“Initially I thought it was Alzheimer’s” says Jackaman
It started eight years ago, with Joan Jackaman was still in her early 70s. She began to forget her bank card number regularly, and that’s when her husband John Jackaman suspected something was wrong.
“Initially I thought it was Alzheimer’s,” says John, an 80-year-old former military pilot.
“My wife suffers from Lewy Bodies Parkinson’s.”
A disease that attacks both the body and the mind, Joan was left crippled with no short-term memory. John cared for his bedridden wife at home for six years before transferring her to the Eden Care Centre in Chilliwack in 2010 when Joan stopped eating.
With two sons that both had poor health as children, John is no stranger to health facilities of varying qualities but applauded Eden for the work they do.
“In the years I’ve been there, whether it’s the laundry lady, the cleaner or the server at the tables they will all stop what they’re doing to help the residents. Nobody puts their hands up and say that’s not my job,” says John who visits the centre at all times of the day or night.
His experiences at Eden are actually part of a book that he has written about the journey he and his wife have been on since she was diagnosed called A Passing Delayed but Love Lives On. John says in a way, he started the book three decades ago.
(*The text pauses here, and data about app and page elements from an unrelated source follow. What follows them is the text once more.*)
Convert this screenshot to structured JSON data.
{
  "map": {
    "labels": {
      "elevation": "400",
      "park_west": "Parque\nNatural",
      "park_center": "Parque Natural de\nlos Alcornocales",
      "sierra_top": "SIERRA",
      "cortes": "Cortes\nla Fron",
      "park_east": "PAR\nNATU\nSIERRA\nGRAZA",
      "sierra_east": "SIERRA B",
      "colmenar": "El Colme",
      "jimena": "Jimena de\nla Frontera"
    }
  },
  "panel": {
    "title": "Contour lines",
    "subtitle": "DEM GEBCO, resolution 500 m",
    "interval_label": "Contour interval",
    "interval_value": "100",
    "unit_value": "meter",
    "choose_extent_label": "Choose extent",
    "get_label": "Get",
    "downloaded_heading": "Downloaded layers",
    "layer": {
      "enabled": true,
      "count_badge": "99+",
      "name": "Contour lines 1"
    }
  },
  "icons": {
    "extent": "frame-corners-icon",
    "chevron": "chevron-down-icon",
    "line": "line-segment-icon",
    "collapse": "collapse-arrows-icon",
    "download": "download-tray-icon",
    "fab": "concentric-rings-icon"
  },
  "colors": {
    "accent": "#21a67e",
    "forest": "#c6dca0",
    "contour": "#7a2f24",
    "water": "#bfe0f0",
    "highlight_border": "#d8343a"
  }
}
“I have been writing a family history from the 1800s — my wife and I started it in ’83 or so. I wrote a story about every living relative on her side and my side of the family, and the adventures of my 36 years in the military and so on,” he says.
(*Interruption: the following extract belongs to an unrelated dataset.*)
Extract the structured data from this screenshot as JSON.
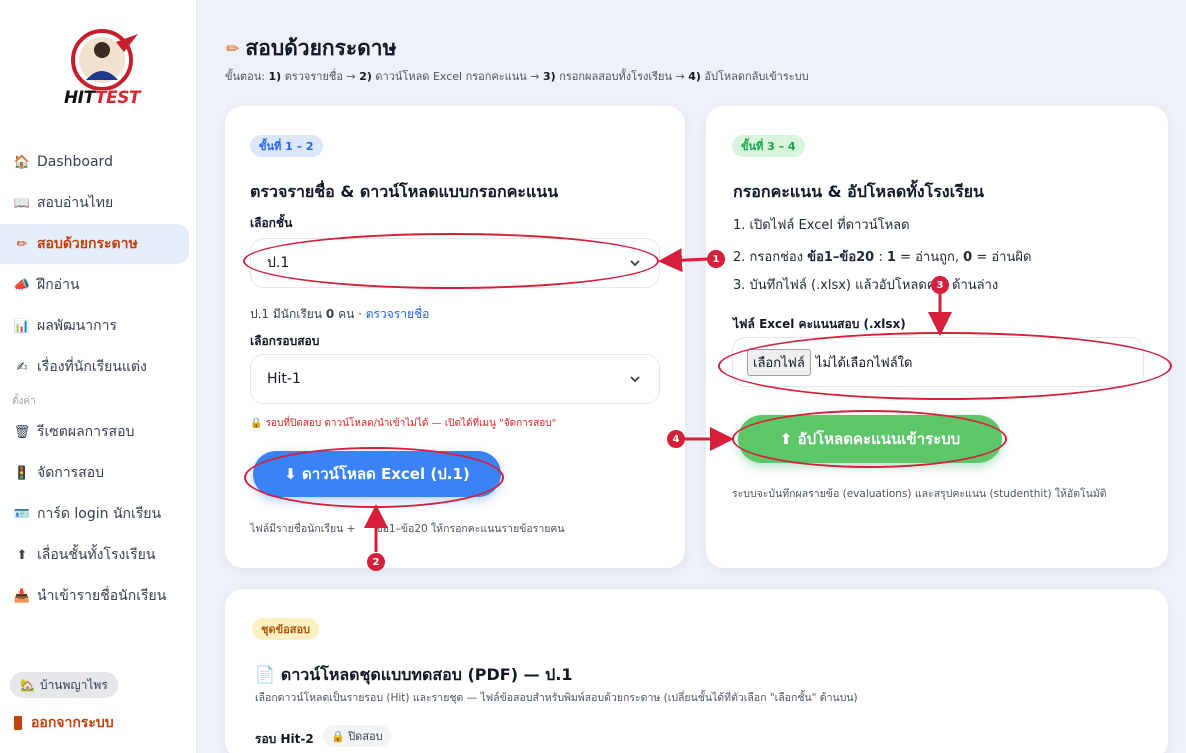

“I started talking to someone and mentioned I had a wife in a care home. And suddenly I realized, embedded in my journal, were entries about coping with my wife and her illness. I extracted it all and put it in the form of a book with 19 chapters.”
In the editing stages now, John hopes to have the book printed soon. He wrote the book with no goal other than to share his personal story and lessons learned. He says the process has also provided him some solace.
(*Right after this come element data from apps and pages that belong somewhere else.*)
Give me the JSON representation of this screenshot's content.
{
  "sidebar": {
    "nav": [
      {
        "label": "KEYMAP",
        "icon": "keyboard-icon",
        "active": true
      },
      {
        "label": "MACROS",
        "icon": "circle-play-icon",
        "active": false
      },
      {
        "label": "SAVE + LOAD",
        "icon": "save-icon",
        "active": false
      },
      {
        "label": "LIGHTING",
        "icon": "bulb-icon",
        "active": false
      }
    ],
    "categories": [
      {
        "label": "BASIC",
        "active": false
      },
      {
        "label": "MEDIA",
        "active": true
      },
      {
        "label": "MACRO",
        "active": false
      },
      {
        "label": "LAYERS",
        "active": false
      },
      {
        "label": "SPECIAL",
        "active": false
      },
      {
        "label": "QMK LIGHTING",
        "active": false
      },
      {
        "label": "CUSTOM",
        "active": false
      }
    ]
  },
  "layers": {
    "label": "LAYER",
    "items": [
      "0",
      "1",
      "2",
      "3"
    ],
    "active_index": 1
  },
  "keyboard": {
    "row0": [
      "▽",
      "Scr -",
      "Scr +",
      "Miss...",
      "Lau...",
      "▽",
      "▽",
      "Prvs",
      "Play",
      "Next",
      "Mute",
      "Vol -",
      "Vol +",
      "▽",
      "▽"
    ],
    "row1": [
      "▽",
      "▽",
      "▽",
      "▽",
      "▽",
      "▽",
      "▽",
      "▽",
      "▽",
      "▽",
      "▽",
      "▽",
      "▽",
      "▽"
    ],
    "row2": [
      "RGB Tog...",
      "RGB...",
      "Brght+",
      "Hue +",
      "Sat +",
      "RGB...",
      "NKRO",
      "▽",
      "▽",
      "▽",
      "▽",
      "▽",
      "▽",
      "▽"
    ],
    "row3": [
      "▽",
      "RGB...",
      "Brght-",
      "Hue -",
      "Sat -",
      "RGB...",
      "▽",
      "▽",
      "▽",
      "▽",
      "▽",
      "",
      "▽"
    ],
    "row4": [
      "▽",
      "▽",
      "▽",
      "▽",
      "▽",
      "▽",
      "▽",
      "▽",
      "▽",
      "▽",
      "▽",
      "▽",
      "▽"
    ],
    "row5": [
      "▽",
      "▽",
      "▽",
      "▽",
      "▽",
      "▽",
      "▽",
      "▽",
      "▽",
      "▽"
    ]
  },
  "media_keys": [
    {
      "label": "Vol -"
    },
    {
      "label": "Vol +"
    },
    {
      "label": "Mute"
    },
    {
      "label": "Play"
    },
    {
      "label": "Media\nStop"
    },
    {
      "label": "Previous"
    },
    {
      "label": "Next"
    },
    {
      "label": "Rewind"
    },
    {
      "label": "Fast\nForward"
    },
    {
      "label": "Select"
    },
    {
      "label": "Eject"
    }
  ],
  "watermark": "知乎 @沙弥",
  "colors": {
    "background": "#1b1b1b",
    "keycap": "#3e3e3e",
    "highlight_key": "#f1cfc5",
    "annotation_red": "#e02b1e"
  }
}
“It was good therapy for me, as a person looking after a dearly beloved one. It has made me ask ‘Have I done enough? Could I have done better?’
– Written by Benjamin Yong